Tom JoyceHeartland News Service
August 5, 2012
That’s how much Karen Hiatt and her daughter Charli of Mount Airy saved Saturday afternoon from a short shopping spree at Staples in Mount Airy, during North Carolina’s annual tax-free weekend that began Friday and ends tonight.
The pair left the store with a shopping cart full of back-to-school items such as binders, “lots of paper” and flash drives for digital storage. They also were smiling about the $24 in savings which was achieved.
However, Karen Hiatt explained that money wasn’t the big motivator for their shopping excursion Saturday.
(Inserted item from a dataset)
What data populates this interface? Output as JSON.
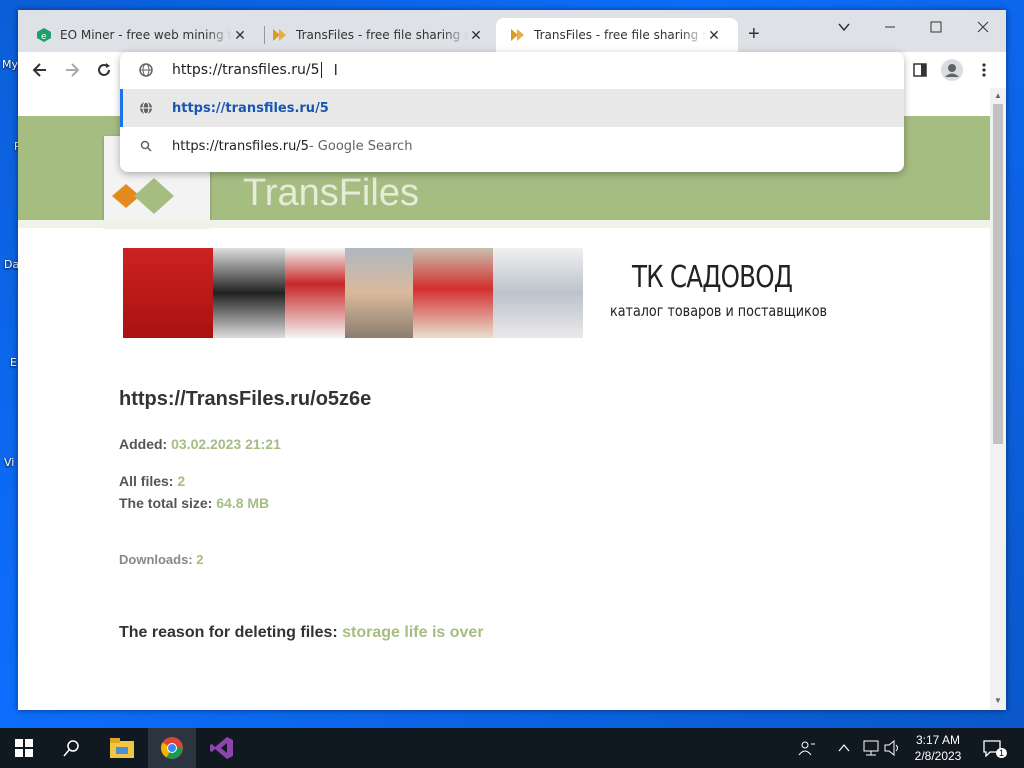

“Normally, I try to stay away from the crowds,” she said of a period some merchants compare to Black Friday, the major shopping day after Thanksgiving. But this year, “I’m waiting until the last minute to get their school supplies,” the mom said sheepishly of her children’s needs for returning to classes.
Similar scenes were playing out elsewhere around town. That included heavy traffic — and near-full parking lots, along with crowded checkout lines — at shopping areas including Walmart, Mayberry Mall and downtown Mount Airy in addition to Forrest Oaks Shopping Center, where Staples is located, and other centers.
“Really, we’ve been pretty steady this tax-free weekend,” said Amanda McConkey, manager of Dollar General on North Andy Griffith Parkway.
The lure is no sales tax being charged on purchases not only of school supplies, but items such as clothing, shoes and computers.
There are limitations on tax-exempt products, including clothing, footwear and school supplies less than $100 per item; school instructional materials less than $300; sports and recreational equipment less than $50; computers less than $3,500; and computer supplies less than $250.
At Kmart in Mayberry Mall, Adriana Barron and other family members, hailing altogether from Dobson and Pilot Mountain, were taking full advantage of the tax-free weekend. This included helping her little brother, Erik, 11, select supplies for the new academic year at Pilot Mountain Elementary School.
Their list included colored pencils, paper and sticky notes.
Business operators say the tax-free weekend is coming at a good time, with solid sales figures showing there might be hope for the economy.
“Business has been very strong,” said Terry Horton, store manager of Staples. “Compared to a regular Saturday, tax-free weekend is always a plus for us.”
As of Saturday afternoon, Horton figured that sales for the weekend thus far were “about even with last year.”
He added, “but I’m positive about that,” since this means consumers haven’t cut back since then.
Horton also said that with his store at least, Sunday — strangely — is usually the biggest shopping day of the three-day weekend.
Computers have been among the biggest sellers at Staples in addition to the school supplies that constitute a good portion of its inventory.
At Dollar General, McConkey, the manager, said customers seemed to be most interested in “essentials — book bags and stuff. And they are going for the sales.”
It is estimated that the state will lose about $13.6 million in revenue this weekend because of the sales-tax moratorium.
At least one observer, the head of a statewide merchants group, has said that instead of putting back the savings, customers are likely to see it as “found money” for spending on treats or other frills for the family.
Reach Tom Joyce at 719-1924 or firstname.lastname@example.org.